**GIVEN RECORDS:**

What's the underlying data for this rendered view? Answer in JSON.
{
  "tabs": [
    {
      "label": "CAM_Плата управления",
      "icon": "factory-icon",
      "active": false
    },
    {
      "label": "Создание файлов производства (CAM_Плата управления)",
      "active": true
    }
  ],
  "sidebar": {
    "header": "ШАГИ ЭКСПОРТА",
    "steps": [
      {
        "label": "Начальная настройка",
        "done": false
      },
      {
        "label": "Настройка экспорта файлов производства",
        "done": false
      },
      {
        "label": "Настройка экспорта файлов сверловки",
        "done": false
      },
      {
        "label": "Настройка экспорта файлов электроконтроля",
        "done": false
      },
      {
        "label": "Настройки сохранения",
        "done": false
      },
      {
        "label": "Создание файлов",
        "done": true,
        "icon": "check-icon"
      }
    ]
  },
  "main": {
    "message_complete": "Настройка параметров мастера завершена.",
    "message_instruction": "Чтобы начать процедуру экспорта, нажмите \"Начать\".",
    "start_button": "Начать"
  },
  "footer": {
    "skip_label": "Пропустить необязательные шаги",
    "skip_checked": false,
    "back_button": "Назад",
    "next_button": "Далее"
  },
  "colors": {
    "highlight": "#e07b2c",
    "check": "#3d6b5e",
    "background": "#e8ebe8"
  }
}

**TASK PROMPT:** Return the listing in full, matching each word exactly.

**ANSWER SECTION:**
What's the underlying data for this rendered view? Answer in JSON.
{
  "tabs": [
    {
      "label": "CAM_Плата управления",
      "icon": "factory-icon",
      "active": false
    },
    {
      "label": "Создание файлов производства (CAM_Плата управления)",
      "active": true
    }
  ],
  "sidebar": {
    "header": "ШАГИ ЭКСПОРТА",
    "steps": [
      {
        "label": "Начальная настройка",
        "done": false
      },
      {
        "label": "Настройка экспорта файлов производства",
        "done": false
      },
      {
        "label": "Настройка экспорта файлов сверловки",
        "done": false
      },
      {
        "label": "Настройка экспорта файлов электроконтроля",
        "done": false
      },
      {
        "label": "Настройки сохранения",
        "done": false
      },
      {
        "label": "Создание файлов",
        "done": true,
        "icon": "check-icon"
      }
    ]
  },
  "main": {
    "message_complete": "Настройка параметров мастера завершена.",
    "message_instruction": "Чтобы начать процедуру экспорта, нажмите \"Начать\".",
    "start_button": "Начать"
  },
  "footer": {
    "skip_label": "Пропустить необязательные шаги",
    "skip_checked": false,
    "back_button": "Назад",
    "next_button": "Далее"
  },
  "colors": {
    "highlight": "#e07b2c",
    "check": "#3d6b5e",
    "background": "#e8ebe8"
  }
}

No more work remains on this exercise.